Oleksandr Zinchenko: Why Manchester City’s loss has been Arsenal’s gain
When Oleksandr Zinchenko came off the bench at half-time in Manchester City’s final Premier League game of last season, he swung the title race decisively in their favour by helping them to win from two goals down against Aston Villa.
It could be argued that he’s doing a similar thing this year at Arsenal, where his quality on the ball and tactical intelligence have played a key role in turning Mikel Arteta’s team from also-rans into title favourites.
On Friday night, for the first time since his summer transfer, Zinchenko could face City when his old side host his new one in the fourth round of the FA Cup.
If his influential performances in Arsenal’s last two league wins against Manchester United and Tottenham Hotspur are anything to go by, he might end up orchestrating his former employers’ elimination.
“I think he has proven time and again at City that he can step up in big moments,” says Andrew Todos, a British Ukrainian writer and founder of the website Zorya Londonsk. “He can do that. I think that aspect of his game is slightly understated.
“Now it seems he is Arteta’s man at left-back and he is settled into that. This is the first time in his career that he’s been an integral part of a team. And I think he’s become one of the most influential figures in the Arsenal dressing room.”
When Zinchenko left his native Ukraine for City in 2016, aged 19, he was seen as an attacking midfielder, but he would mostly play in defence when selected for Pep Guardiola’s side. His versatility counted against him as he became a jack of all trades but master of none.
Guardiola’s former No2 Arteta has been quick to establish Zinchenko as a first choice in the back four with instructions to drift into midfield, help Arsenal to win back and retain possession and act as an additional playmaker.
Arsenal benefiting from ‘born winner’ Zinchenko
The result has been helping the Gunners exert greater dominance over opponents when he plays, with last week against United a case in point. And as much as his technical qualities have improved his new team, so has his character.
“His celebrations [after Eddie Nketiah’s winner against United] show how much of a born winner he is,” adds Todos, comparing him to the more celebrated of Arsenal’s summer signings from City. “He has improved the mentality of the team, more so than Gabriel Jesus.
“He is a ship-steadier, like how Virgil van Dijk impacted Liverpool’s back line when he joined them. He is not Ukraine captain yet but as soon as [Andriy] Yarmolenko has retired I’m 100 per certain that he will be.”
As perhaps his country’s biggest current sporting export, Zinchenko, now 26, is used to shouldering the hopes of millions in his homeland. And events of the last 12 months have only given his status even greater significance.
“He’s the star of the country. Maybe [Oleksandr] Usyk comes somewhere close but not everyone follows boxing as closely as football,” says Todos.
“Obviously this year has had a profound effect on how he perceives himself and he has had a marked transformation in terms of speaking out about the war. It shows that he has taken a lot of that on board.
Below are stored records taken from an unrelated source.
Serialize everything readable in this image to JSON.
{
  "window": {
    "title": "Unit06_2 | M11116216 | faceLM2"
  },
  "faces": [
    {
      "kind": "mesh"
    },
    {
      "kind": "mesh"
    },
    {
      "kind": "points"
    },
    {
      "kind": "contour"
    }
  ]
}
It’s not a burden but he carries a lot of people’s hopes back home.”
Zinchenko has also been spurred on to succeed at Arsenal by the heartache of losing the Champions League final with City to Chelsea, after which he was blamed in some quarters for allowing Kai Havertz’s winning goal.
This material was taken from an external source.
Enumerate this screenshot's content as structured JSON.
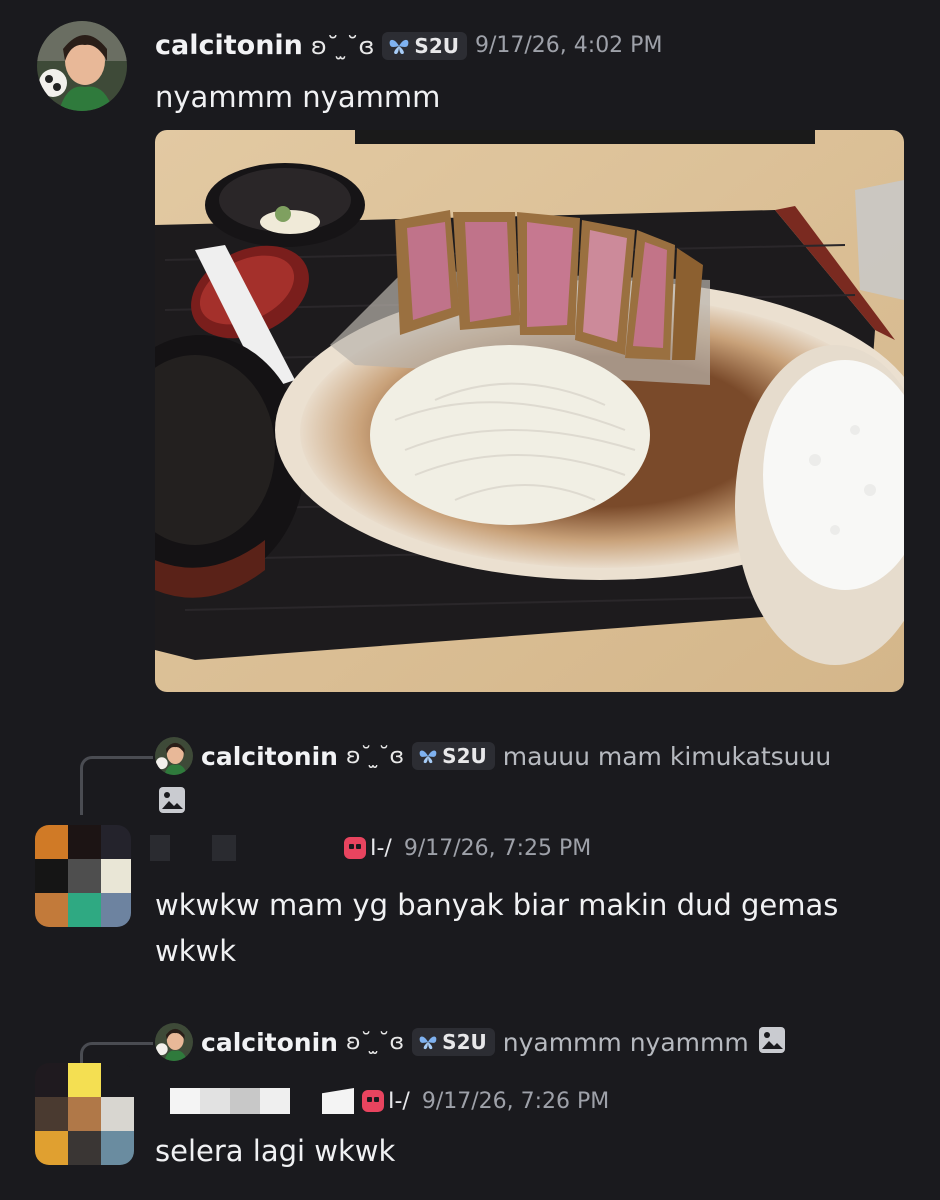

“I think that was his first big loss in football,” says Todos. “It hit him really hard mentally and took him a while to get out of that rut. Now he’s not looking back but trying to build that new history with Arsenal and Ukraine.”